- Opening Delimiter -
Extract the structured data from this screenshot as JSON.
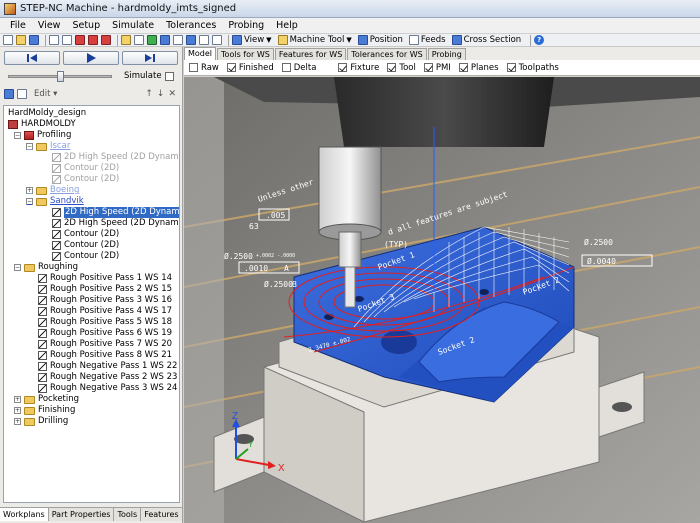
{
  "window": {
    "title": "STEP-NC Machine - hardmoldy_imts_signed"
  },
  "menu": [
    "File",
    "View",
    "Setup",
    "Simulate",
    "Tolerances",
    "Probing",
    "Help"
  ],
  "toolbar": {
    "view_label": "View",
    "machine_tool_label": "Machine Tool",
    "position_label": "Position",
    "feeds_label": "Feeds",
    "cross_section_label": "Cross Section",
    "help_label": "?"
  },
  "simulation": {
    "simulate_label": "Simulate",
    "simulate_checked": false,
    "slider_fraction": 0.5
  },
  "tree_toolbar": {
    "edit_label": "Edit"
  },
  "tree": {
    "rows": [
      {
        "label": "HardMoldy_design"
      },
      {
        "label": "HARDMOLDY"
      },
      {
        "label": "Profiling"
      },
      {
        "label": "Iscar"
      },
      {
        "label": "2D High Speed (2D Dynamic Core mill"
      },
      {
        "label": "Contour (2D)"
      },
      {
        "label": "Contour (2D)"
      },
      {
        "label": "Boeing"
      },
      {
        "label": "Sandvik"
      },
      {
        "label": "2D High Speed (2D Dynamic Core mill"
      },
      {
        "label": "2D High Speed (2D Dynamic Core mill"
      },
      {
        "label": "Contour (2D)"
      },
      {
        "label": "Contour (2D)"
      },
      {
        "label": "Contour (2D)"
      },
      {
        "label": "Roughing"
      },
      {
        "label": "Rough Positive Pass 1 WS 14"
      },
      {
        "label": "Rough Positive Pass 2 WS 15"
      },
      {
        "label": "Rough Positive Pass 3 WS 16"
      },
      {
        "label": "Rough Positive Pass 4 WS 17"
      },
      {
        "label": "Rough Positive Pass 5 WS 18"
      },
      {
        "label": "Rough Positive Pass 6 WS 19"
      },
      {
        "label": "Rough Positive Pass 7 WS 20"
      },
      {
        "label": "Rough Positive Pass 8 WS 21"
      },
      {
        "label": "Rough Negative Pass 1 WS 22"
      },
      {
        "label": "Rough Negative Pass 2 WS 23"
      },
      {
        "label": "Rough Negative Pass 3 WS 24"
      },
      {
        "label": "Pocketing"
      },
      {
        "label": "Finishing"
      },
      {
        "label": "Drilling"
      }
    ]
  },
  "left_tabs": [
    "Workplans",
    "Part Properties",
    "Tools",
    "Features"
  ],
  "view_tabs": [
    "Model",
    "Tools for WS",
    "Features for WS",
    "Tolerances for WS",
    "Probing"
  ],
  "filters": [
    {
      "label": "Raw",
      "checked": false
    },
    {
      "label": "Finished",
      "checked": true
    },
    {
      "label": "Delta",
      "checked": false
    },
    {
      "label": "Fixture",
      "checked": true
    },
    {
      "label": "Tool",
      "checked": true
    },
    {
      "label": "PMI",
      "checked": true
    },
    {
      "label": "Planes",
      "checked": true
    },
    {
      "label": "Toolpaths",
      "checked": true
    }
  ],
  "viewport": {
    "annotations": {
      "unless": "Unless other",
      "all_features": "d all features are subject",
      "d1": ".005",
      "d2": "63",
      "d3": "Ø.2500",
      "d3_tol": "+.0002 -.0000",
      "d4": "Ø.2500",
      "d5": "Ø.0040",
      "d6": "(TYP)",
      "d7": ".0010",
      "d8": "A",
      "d9": "Ø.2500",
      "d10": "B",
      "pocket1": "Pocket 1",
      "pocket2": "Pocket 2",
      "pocket3": "Pocket 3",
      "socket": "Socket 2",
      "dim_left": "2.3470 ±.002"
    },
    "axes": {
      "x": "X",
      "y": "Y",
      "z": "Z"
    },
    "colors": {
      "workpiece": "#2f5fd0",
      "fixture": "#ece9e4",
      "toolpath_red": "#e02020",
      "toolpath_white": "#ffffff",
      "machine": "#3a3a3a"
    }
  }
}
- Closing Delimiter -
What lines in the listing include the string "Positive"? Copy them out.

→ EXERCISE OUTPUT:
        "label": "Rough Positive Pass 1 WS 14"
        "label": "Rough Positive Pass 2 WS 15"
        "label": "Rough Positive Pass 3 WS 16"
        "label": "Rough Positive Pass 4 WS 17"
        "label": "Rough Positive Pass 5 WS 18"
        "label": "Rough Positive Pass 6 WS 19"
        "label": "Rough Positive Pass 7 WS 20"
        "label": "Rough Positive Pass 8 WS 21"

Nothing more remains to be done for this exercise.